To discredit oil, they argue that supply is finite. ``...even the abundant oil fields of the Middle East are beginning to show their age - and their limits,'' the authors write. They fail to mention that today, the world's known reserves of economically recoverable oil are half again greater than at the time of the 1973 oil shock.
The authors are also gravely troubled that so much of the world's oil lies in the Persian Gulf - ``a tinderbox for decades, but now it faces greater economic and social stresses than ever before.'' Yet the authors show nothing but enthusiasm for the Persian Gulf as a source of exports of natural gas, which they extol as a low-emission ``bridge'' fuel between today and the zero-emission future we all wish for.
Similarly, they denounce government subsidies on fossil fuels. But they do not detail them, nor explain how a subsidy for (bad) oil could be eliminated without harming (good) natural gas. After all, the hydrocarbons are found by the same companies using the same exploration techniques, often mingled in the same wells.
It's especially ironic that, after alleging that oil is running out, Flavin and Lenssen aver that published figures on gas reserves ``are but the tip of the iceberg.'' They do not say where they suspect the rest of the iceberg to be, but energy companies would tell them that the Atlantic coast of the United States is an area of colossal potential for natural gas. Trouble is, drilling has been banned there in the name of environmental protection. Whoops!
The authors insist that technological innovation will eventually make alternative energy more widely feasible. But being disposed against nuclear power, they neglect to discuss the astounding Integral Fast Reactor, now in the final proving stage at Argonne National Laboratory. Not only does fission emit no greenhouse gasses, but the IFR promises to do away with substantially all of the nuclear waste and weapons proliferation problems as well.
Even the portion of ``Power Surge'' that touts clean alternatives is hazy on details. The Worldwatch researchers find rooftop solar to be elegant, but they ought to note that affordable systems are too puny to power a refrigerator.
They also foresee photovoltaic plants sited in deserts, yet somehow having access to water to turn into hydrogen fuel. And what would be the environmental impact of all the oxygen that such an operation would release into the atmosphere?
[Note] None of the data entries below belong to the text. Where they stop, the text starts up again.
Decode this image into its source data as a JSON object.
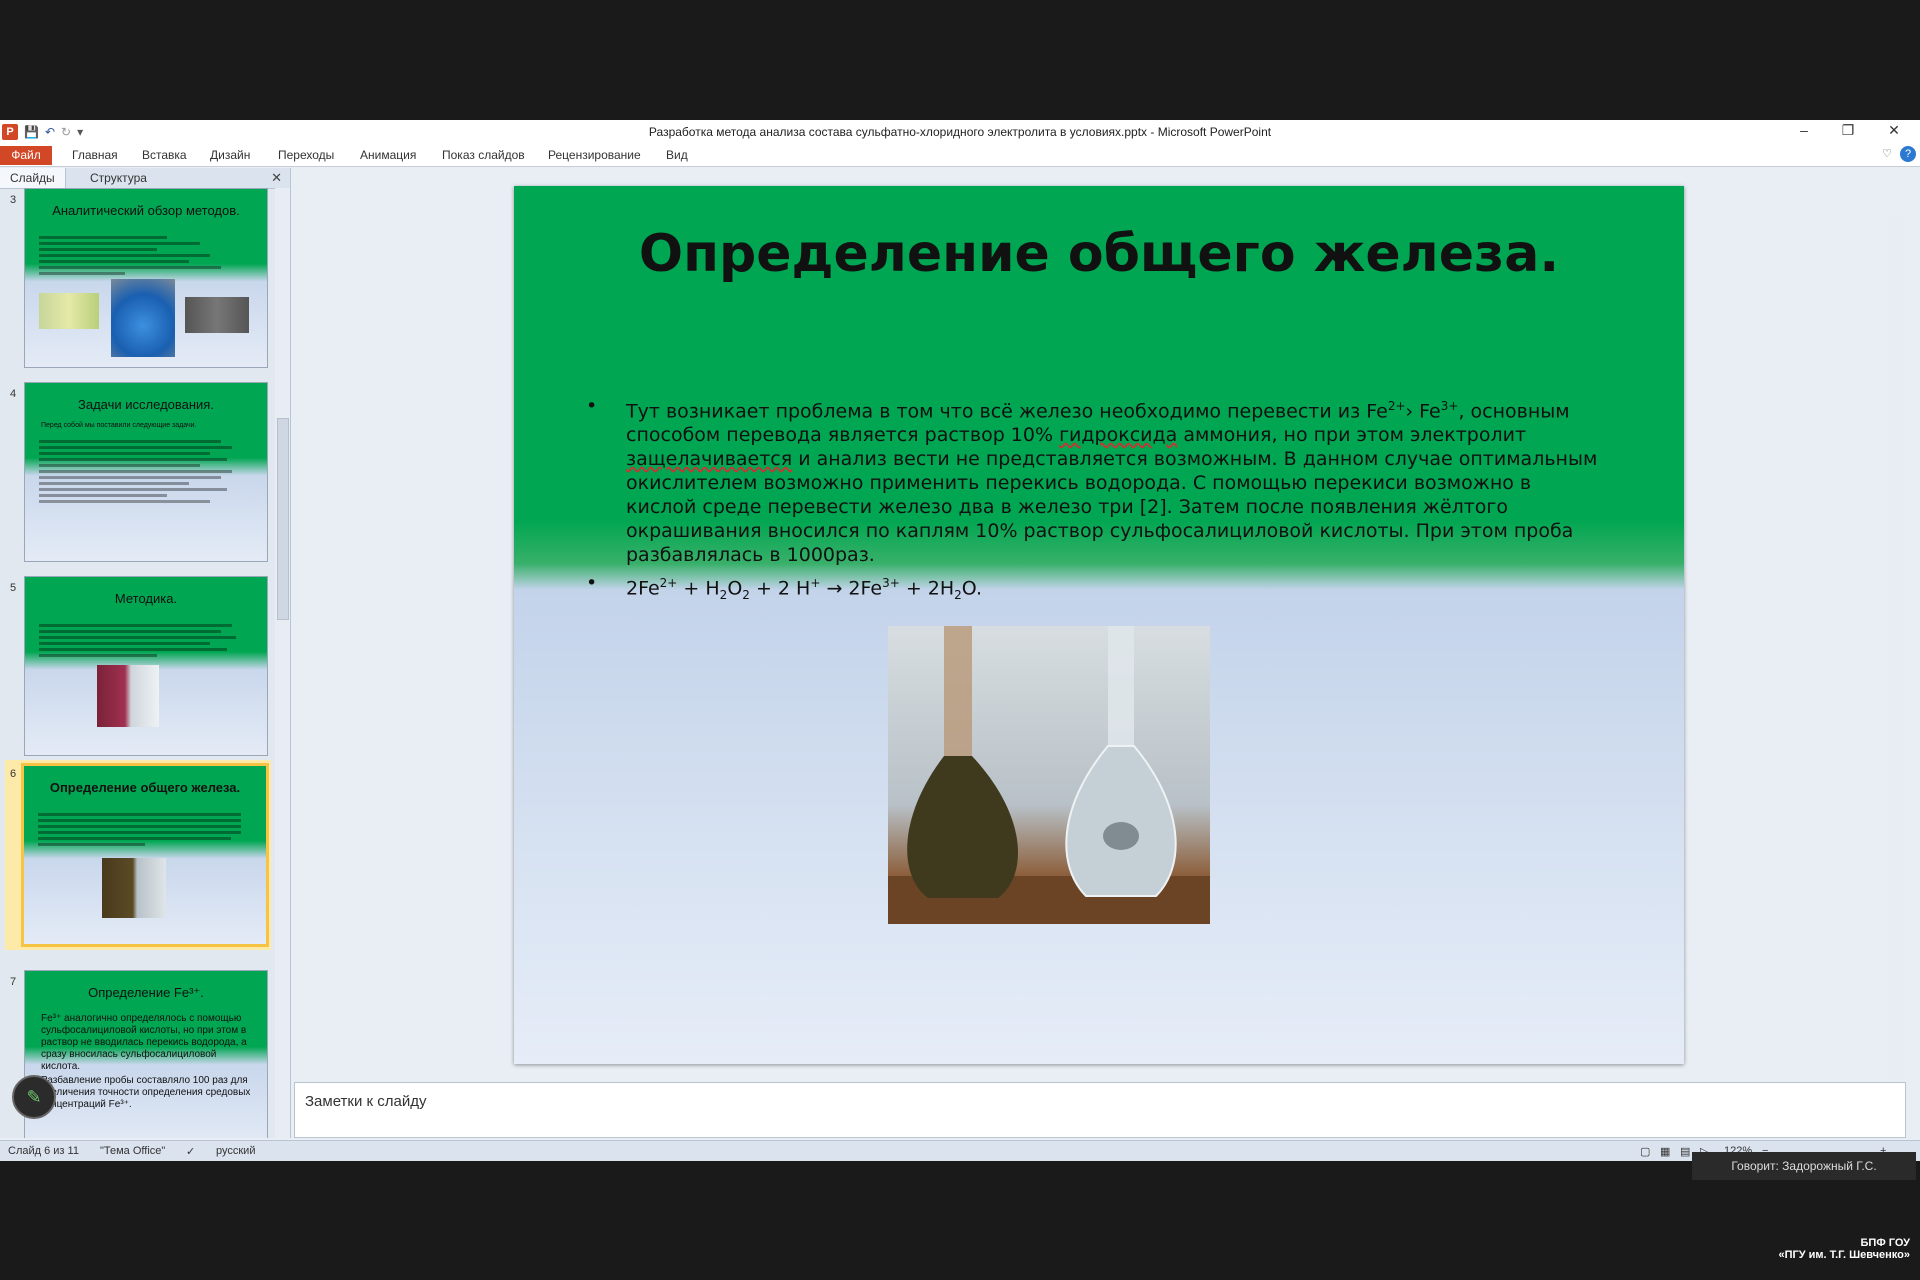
{
  "window": {
    "title": "Разработка метода анализа состава сульфатно-хлоридного электролита в условиях.pptx - Microsoft PowerPoint",
    "app_letter": "P"
  },
  "ribbon": {
    "file_tab": "Файл",
    "tabs": [
      "Главная",
      "Вставка",
      "Дизайн",
      "Переходы",
      "Анимация",
      "Показ слайдов",
      "Рецензирование",
      "Вид"
    ]
  },
  "panel": {
    "tabs": [
      "Слайды",
      "Структура"
    ],
    "thumbs": [
      {
        "num": "3",
        "title": "Аналитический обзор методов."
      },
      {
        "num": "4",
        "title": "Задачи исследования.",
        "intro": "Перед собой мы поставили следующие задачи."
      },
      {
        "num": "5",
        "title": "Методика."
      },
      {
        "num": "6",
        "title": "Определение общего железа."
      },
      {
        "num": "7",
        "title": "Определение Fe³⁺.",
        "lines": [
          "Fe³⁺ аналогично определялось с помощью сульфосалициловой кислоты, но при этом в раствор не вводилась перекись водорода, а сразу вносилась сульфосалициловой кислота.",
          "Разбавление пробы составляло 100 раз для увеличения точности определения средовых концентраций Fe³⁺."
        ]
      }
    ]
  },
  "slide": {
    "title": "Определение общего железа.",
    "bullet1_parts": {
      "a": "Тут возникает проблема в том что всё железо необходимо перевести из  Fe",
      "sup1": "2+",
      "b": "› Fe",
      "sup2": "3+",
      "c": ", основным способом перевода является раствор 10% ",
      "ul1": "гидроксида",
      "d": " аммония, но при этом электролит ",
      "ul2": "защелачивается",
      "e": " и анализ вести не представляется возможным. В данном случае оптимальным окислителем возможно применить перекись водорода. С помощью перекиси возможно в кислой среде перевести железо два в железо три [2].  Затем после появления жёлтого окрашивания вносился по каплям 10% раствор сульфосалициловой кислоты. При этом проба разбавлялась в 1000раз."
    },
    "bullet2_parts": {
      "a": "2Fe",
      "sup1": "2+",
      "b": " + H",
      "sub1": "2",
      "c": "O",
      "sub2": "2",
      "d": " + 2 H",
      "sup2": "+",
      "e": " → 2Fe",
      "sup3": "3+",
      "f": " + 2H",
      "sub3": "2",
      "g": "O."
    },
    "bullet_symbol": "•"
  },
  "notes": {
    "placeholder": "Заметки к слайду"
  },
  "status": {
    "slide_info": "Слайд 6 из 11",
    "theme": "\"Тема Office\"",
    "language": "русский",
    "zoom": "122%"
  },
  "overlay": {
    "speaker": "Говорит: Задорожный Г.С.",
    "watermark_line1": "БПФ ГОУ",
    "watermark_line2": "«ПГУ им. Т.Г. Шевченко»"
  },
  "colors": {
    "slide_green": "#00a651",
    "file_tab": "#d24726",
    "selection": "#f6c342"
  }
}
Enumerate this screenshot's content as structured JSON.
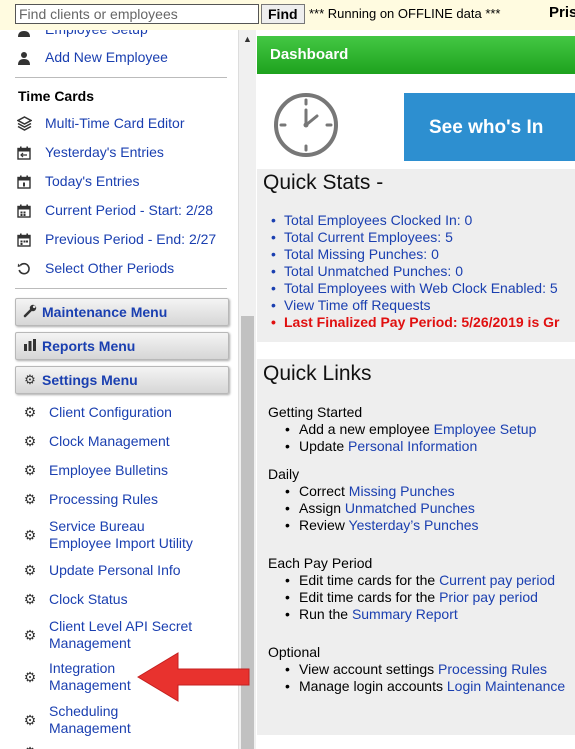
{
  "topbar": {
    "search_placeholder": "Find clients or employees",
    "find_label": "Find",
    "offline_text": "*** Running on OFFLINE data ***",
    "brand_text": "Pris"
  },
  "sidebar": {
    "top_items": [
      {
        "label": "Employee Setup",
        "icon": "person-icon"
      },
      {
        "label": "Add New Employee",
        "icon": "person-icon"
      }
    ],
    "time_cards_heading": "Time Cards",
    "time_card_items": [
      {
        "label": "Multi-Time Card Editor",
        "icon": "layers-icon"
      },
      {
        "label": "Yesterday's Entries",
        "icon": "calendar-icon"
      },
      {
        "label": "Today's Entries",
        "icon": "calendar-icon"
      },
      {
        "label": "Current Period - Start: 2/28",
        "icon": "calendar-icon"
      },
      {
        "label": "Previous Period - End: 2/27",
        "icon": "calendar-icon"
      },
      {
        "label": "Select Other Periods",
        "icon": "refresh-icon"
      }
    ],
    "menus": [
      {
        "label": "Maintenance Menu",
        "icon": "wrench-icon"
      },
      {
        "label": "Reports Menu",
        "icon": "bar-chart-icon"
      },
      {
        "label": "Settings Menu",
        "icon": "gear-icon"
      }
    ],
    "settings_items": [
      {
        "label": "Client Configuration"
      },
      {
        "label": "Clock Management"
      },
      {
        "label": "Employee Bulletins"
      },
      {
        "label": "Processing Rules"
      },
      {
        "label1": "Service Bureau",
        "label2": "Employee Import Utility"
      },
      {
        "label": "Update Personal Info"
      },
      {
        "label": "Clock Status"
      },
      {
        "label1": "Client Level API Secret",
        "label2": "Management"
      },
      {
        "label1": "Integration",
        "label2": "Management"
      },
      {
        "label1": "Scheduling",
        "label2": "Management"
      }
    ]
  },
  "main": {
    "dashboard_title": "Dashboard",
    "banner_text": "See who's In",
    "quick_stats": {
      "title": "Quick Stats -",
      "items": [
        "Total Employees Clocked In: 0",
        "Total Current Employees: 5",
        "Total Missing Punches: 0",
        "Total Unmatched Punches: 0",
        "Total Employees with Web Clock Enabled: 5",
        "View Time off Requests"
      ],
      "alert": "Last Finalized Pay Period: 5/26/2019 is Gr"
    },
    "quick_links": {
      "title": "Quick Links",
      "getting_started": {
        "heading": "Getting Started",
        "row1_pre": "Add a new employee ",
        "row1_link": "Employee Setup",
        "row2_pre": "Update ",
        "row2_link": "Personal Information"
      },
      "daily": {
        "heading": "Daily",
        "row1_pre": "Correct ",
        "row1_link": "Missing Punches",
        "row2_pre": "Assign ",
        "row2_link": "Unmatched Punches",
        "row3_pre": "Review ",
        "row3_link": "Yesterday’s Punches"
      },
      "each_pay_period": {
        "heading": "Each Pay Period",
        "row1_pre": "Edit time cards for the ",
        "row1_link": "Current pay period",
        "row2_pre": "Edit time cards for the ",
        "row2_link": "Prior pay period",
        "row3_pre": "Run the ",
        "row3_link": "Summary Report"
      },
      "optional": {
        "heading": "Optional",
        "row1_pre": "View account settings ",
        "row1_link": "Processing Rules",
        "row2_pre": "Manage login accounts ",
        "row2_link": "Login Maintenance"
      }
    }
  },
  "colors": {
    "link": "#1a3fb0",
    "dashboard_green": "#2cb52c",
    "alert_red": "#e01010",
    "arrow_red": "#e8322e",
    "banner_blue": "#2d8fd0"
  }
}
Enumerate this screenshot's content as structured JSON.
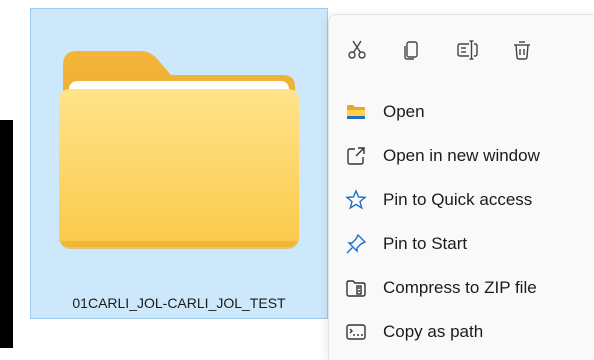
{
  "folder": {
    "name": "01CARLI_JOL-CARLI_JOL_TEST"
  },
  "context_menu": {
    "quick_actions": [
      {
        "icon": "cut-icon",
        "action": "Cut"
      },
      {
        "icon": "copy-icon",
        "action": "Copy"
      },
      {
        "icon": "rename-icon",
        "action": "Rename"
      },
      {
        "icon": "delete-icon",
        "action": "Delete"
      }
    ],
    "items": [
      {
        "label": "Open",
        "icon": "folder-open-icon"
      },
      {
        "label": "Open in new window",
        "icon": "open-new-window-icon"
      },
      {
        "label": "Pin to Quick access",
        "icon": "star-icon"
      },
      {
        "label": "Pin to Start",
        "icon": "pin-icon"
      },
      {
        "label": "Compress to ZIP file",
        "icon": "zip-archive-icon"
      },
      {
        "label": "Copy as path",
        "icon": "copy-path-icon"
      }
    ]
  },
  "colors": {
    "selection_background": "#cde8fb",
    "selection_border": "#9ccbee",
    "icon_blue": "#1f6fc4",
    "menu_background": "#f9f9f9"
  }
}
Maybe positive, but the authors don't say.
``Power Surge'' is a valuable opening argument from an organization that has the courage to differ with conventional wisdom on issues vital to the future of humanity. The book would have been more convincing with less bias and more detail. Hopefully, Flavin and Lenssen will attend to that in a revised edition. For the moment, at least, they've raised the right questions.